We are very quick to jump on bad service, telling everyone from our best mate to the media (which we sometimes write about) of how we’ve been wronged by our bank, supermarket or travel firm.
But we’re not always as quick to celebrate good service, but I’m going to try to redress that balance slightly, even though it may only be a drop in ocean.
I got a call yesterday from Tesco apologising for my recent grocery delivery order which contained numerous substitute items because what I’d ordered had sold out.
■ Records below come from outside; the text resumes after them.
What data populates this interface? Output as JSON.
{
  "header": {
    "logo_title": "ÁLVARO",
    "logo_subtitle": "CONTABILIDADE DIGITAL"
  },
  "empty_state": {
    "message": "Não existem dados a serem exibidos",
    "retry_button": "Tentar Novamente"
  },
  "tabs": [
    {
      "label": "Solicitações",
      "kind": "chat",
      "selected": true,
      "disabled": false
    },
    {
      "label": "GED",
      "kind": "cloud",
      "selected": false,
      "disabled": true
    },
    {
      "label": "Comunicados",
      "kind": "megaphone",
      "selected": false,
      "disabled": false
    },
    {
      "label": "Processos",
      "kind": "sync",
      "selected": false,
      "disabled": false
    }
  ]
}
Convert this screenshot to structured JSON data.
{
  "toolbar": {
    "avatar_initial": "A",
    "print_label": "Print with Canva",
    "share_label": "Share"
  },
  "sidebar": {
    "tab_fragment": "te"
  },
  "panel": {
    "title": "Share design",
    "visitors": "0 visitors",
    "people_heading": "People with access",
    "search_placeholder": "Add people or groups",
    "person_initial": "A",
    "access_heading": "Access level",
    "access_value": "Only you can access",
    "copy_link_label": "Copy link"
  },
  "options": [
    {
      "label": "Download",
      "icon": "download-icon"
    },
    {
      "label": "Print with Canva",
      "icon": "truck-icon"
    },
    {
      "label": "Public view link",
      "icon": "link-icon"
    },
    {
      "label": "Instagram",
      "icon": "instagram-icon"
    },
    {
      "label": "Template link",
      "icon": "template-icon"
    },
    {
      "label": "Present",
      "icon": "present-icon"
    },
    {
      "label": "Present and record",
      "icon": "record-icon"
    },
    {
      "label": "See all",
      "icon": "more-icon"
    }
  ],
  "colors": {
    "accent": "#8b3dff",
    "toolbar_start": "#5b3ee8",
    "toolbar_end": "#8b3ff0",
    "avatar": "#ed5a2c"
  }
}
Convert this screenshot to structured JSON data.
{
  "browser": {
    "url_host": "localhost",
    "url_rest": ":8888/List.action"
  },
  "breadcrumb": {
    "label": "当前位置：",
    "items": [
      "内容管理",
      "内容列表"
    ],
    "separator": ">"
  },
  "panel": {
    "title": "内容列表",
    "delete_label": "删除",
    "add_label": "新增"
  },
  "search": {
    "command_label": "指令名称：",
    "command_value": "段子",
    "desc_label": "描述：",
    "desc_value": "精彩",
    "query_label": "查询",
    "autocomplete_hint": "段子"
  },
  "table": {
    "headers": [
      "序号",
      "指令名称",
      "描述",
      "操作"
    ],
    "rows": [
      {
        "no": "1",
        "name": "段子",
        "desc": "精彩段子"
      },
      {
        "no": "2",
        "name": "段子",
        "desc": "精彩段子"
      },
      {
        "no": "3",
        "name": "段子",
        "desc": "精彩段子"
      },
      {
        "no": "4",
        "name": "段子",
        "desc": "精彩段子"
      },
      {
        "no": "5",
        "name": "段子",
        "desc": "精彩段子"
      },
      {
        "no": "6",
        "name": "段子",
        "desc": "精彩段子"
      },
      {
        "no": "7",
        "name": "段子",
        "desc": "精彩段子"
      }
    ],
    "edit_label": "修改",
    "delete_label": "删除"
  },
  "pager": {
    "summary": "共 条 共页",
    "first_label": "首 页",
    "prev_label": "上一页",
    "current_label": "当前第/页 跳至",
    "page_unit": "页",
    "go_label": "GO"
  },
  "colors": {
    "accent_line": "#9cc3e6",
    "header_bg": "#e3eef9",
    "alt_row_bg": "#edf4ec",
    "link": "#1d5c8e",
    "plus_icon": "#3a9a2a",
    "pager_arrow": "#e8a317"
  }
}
I thought little of it at the time but the kind gentleman on the end of the phone offered me Â£5 as a token. It’s not the largest sum in the world but it was nevertheless a nice gesture.
I hadn’t complained, kicked up a fuss or anything. This was done proactively by Tesco.
As I put the phone down I got that strange feeling that I hardly ever get about the big corporates that maybe, just maybe they do care about us.
Of course, the cynic in me says Tesco is not being kind. Its motive is that I will continue to shop with it in the face of increasing competition from Asda, which recently instigated a price war among the major supermarkets.
But, for once, I will give it the benefit of the doubt and I will continue to shop at Tesco as every little did help in this case.
If more companies were so proactive in addressing errors, no matter how minor, we’d all be a little happier as consumers.
Ps â€“ for other cynics out there, the refund had nothing to do with my position at MSE.
Comment and discuss: Thanks, Tesco. Every Little does help
Previous posts by Guy Anker
- I've invested in Bitcoin - it's been a roller-coaster. Here's what I've learned - February 19th, 2018
- To fly but NOT to serve. Is British Airways' new M&S paid-for food service always this shambolic? - July 24th, 2017
- Living near Nando's nearly cost me my mortgage - June 7th, 2017
- I'm flying business class to New York for half the price of an economy ticket â€“ here's how you can - February 7th, 2017
- My Sky TV customer service horror show - January 9th, 2017